§ **YOUR GOAL**
Make your reply a word-for-word repeat of the records.

§ **Interface dataset entries**
———
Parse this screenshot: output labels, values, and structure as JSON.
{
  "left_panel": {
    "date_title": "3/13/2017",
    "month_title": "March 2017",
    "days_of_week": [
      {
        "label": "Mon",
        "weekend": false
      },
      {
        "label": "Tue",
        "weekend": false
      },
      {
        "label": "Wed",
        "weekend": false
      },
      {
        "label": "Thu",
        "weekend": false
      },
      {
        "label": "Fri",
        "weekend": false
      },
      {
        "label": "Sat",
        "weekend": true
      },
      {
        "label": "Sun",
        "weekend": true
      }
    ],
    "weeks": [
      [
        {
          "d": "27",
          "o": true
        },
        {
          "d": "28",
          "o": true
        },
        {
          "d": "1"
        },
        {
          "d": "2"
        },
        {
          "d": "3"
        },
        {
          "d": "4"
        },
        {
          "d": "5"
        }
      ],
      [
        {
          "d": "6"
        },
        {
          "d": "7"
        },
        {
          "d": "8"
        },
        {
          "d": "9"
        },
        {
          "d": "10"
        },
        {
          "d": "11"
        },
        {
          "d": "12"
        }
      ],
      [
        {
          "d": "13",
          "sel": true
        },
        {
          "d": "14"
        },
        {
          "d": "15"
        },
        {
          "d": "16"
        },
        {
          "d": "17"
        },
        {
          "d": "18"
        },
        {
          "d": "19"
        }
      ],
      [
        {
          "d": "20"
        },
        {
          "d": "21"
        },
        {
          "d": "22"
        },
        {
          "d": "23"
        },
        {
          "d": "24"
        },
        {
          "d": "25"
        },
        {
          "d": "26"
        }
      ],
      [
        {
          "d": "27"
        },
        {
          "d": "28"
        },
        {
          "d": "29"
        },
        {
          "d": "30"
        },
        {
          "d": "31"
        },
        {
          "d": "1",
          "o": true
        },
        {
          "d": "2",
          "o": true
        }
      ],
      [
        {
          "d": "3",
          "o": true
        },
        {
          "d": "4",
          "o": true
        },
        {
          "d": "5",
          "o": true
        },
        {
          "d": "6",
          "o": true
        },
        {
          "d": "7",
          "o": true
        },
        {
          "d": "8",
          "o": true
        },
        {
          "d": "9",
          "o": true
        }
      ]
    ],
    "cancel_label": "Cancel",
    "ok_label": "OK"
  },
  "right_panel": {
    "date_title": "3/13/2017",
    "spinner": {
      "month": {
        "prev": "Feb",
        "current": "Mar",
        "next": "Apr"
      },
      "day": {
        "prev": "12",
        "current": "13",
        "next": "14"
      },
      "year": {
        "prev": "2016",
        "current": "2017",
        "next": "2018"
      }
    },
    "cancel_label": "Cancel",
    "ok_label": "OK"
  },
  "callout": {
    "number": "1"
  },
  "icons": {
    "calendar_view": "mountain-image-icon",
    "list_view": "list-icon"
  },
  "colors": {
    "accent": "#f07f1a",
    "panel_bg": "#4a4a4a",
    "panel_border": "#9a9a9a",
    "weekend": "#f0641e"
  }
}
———
§ **WRITTEN SOLUTION**
Parse this screenshot: output labels, values, and structure as JSON.
{
  "left_panel": {
    "date_title": "3/13/2017",
    "month_title": "March 2017",
    "days_of_week": [
      {
        "label": "Mon",
        "weekend": false
      },
      {
        "label": "Tue",
        "weekend": false
      },
      {
        "label": "Wed",
        "weekend": false
      },
      {
        "label": "Thu",
        "weekend": false
      },
      {
        "label": "Fri",
        "weekend": false
      },
      {
        "label": "Sat",
        "weekend": true
      },
      {
        "label": "Sun",
        "weekend": true
      }
    ],
    "weeks": [
      [
        {
          "d": "27",
          "o": true
        },
        {
          "d": "28",
          "o": true
        },
        {
          "d": "1"
        },
        {
          "d": "2"
        },
        {
          "d": "3"
        },
        {
          "d": "4"
        },
        {
          "d": "5"
        }
      ],
      [
        {
          "d": "6"
        },
        {
          "d": "7"
        },
        {
          "d": "8"
        },
        {
          "d": "9"
        },
        {
          "d": "10"
        },
        {
          "d": "11"
        },
        {
          "d": "12"
        }
      ],
      [
        {
          "d": "13",
          "sel": true
        },
        {
          "d": "14"
        },
        {
          "d": "15"
        },
        {
          "d": "16"
        },
        {
          "d": "17"
        },
        {
          "d": "18"
        },
        {
          "d": "19"
        }
      ],
      [
        {
          "d": "20"
        },
        {
          "d": "21"
        },
        {
          "d": "22"
        },
        {
          "d": "23"
        },
        {
          "d": "24"
        },
        {
          "d": "25"
        },
        {
          "d": "26"
        }
      ],
      [
        {
          "d": "27"
        },
        {
          "d": "28"
        },
        {
          "d": "29"
        },
        {
          "d": "30"
        },
        {
          "d": "31"
        },
        {
          "d": "1",
          "o": true
        },
        {
          "d": "2",
          "o": true
        }
      ],
      [
        {
          "d": "3",
          "o": true
        },
        {
          "d": "4",
          "o": true
        },
        {
          "d": "5",
          "o": true
        },
        {
          "d": "6",
          "o": true
        },
        {
          "d": "7",
          "o": true
        },
        {
          "d": "8",
          "o": true
        },
        {
          "d": "9",
          "o": true
        }
      ]
    ],
    "cancel_label": "Cancel",
    "ok_label": "OK"
  },
  "right_panel": {
    "date_title": "3/13/2017",
    "spinner": {
      "month": {
        "prev": "Feb",
        "current": "Mar",
        "next": "Apr"
      },
      "day": {
        "prev": "12",
        "current": "13",
        "next": "14"
      },
      "year": {
        "prev": "2016",
        "current": "2017",
        "next": "2018"
      }
    },
    "cancel_label": "Cancel",
    "ok_label": "OK"
  },
  "callout": {
    "number": "1"
  },
  "icons": {
    "calendar_view": "mountain-image-icon",
    "list_view": "list-icon"
  },
  "colors": {
    "accent": "#f07f1a",
    "panel_bg": "#4a4a4a",
    "panel_border": "#9a9a9a",
    "weekend": "#f0641e"
  }
}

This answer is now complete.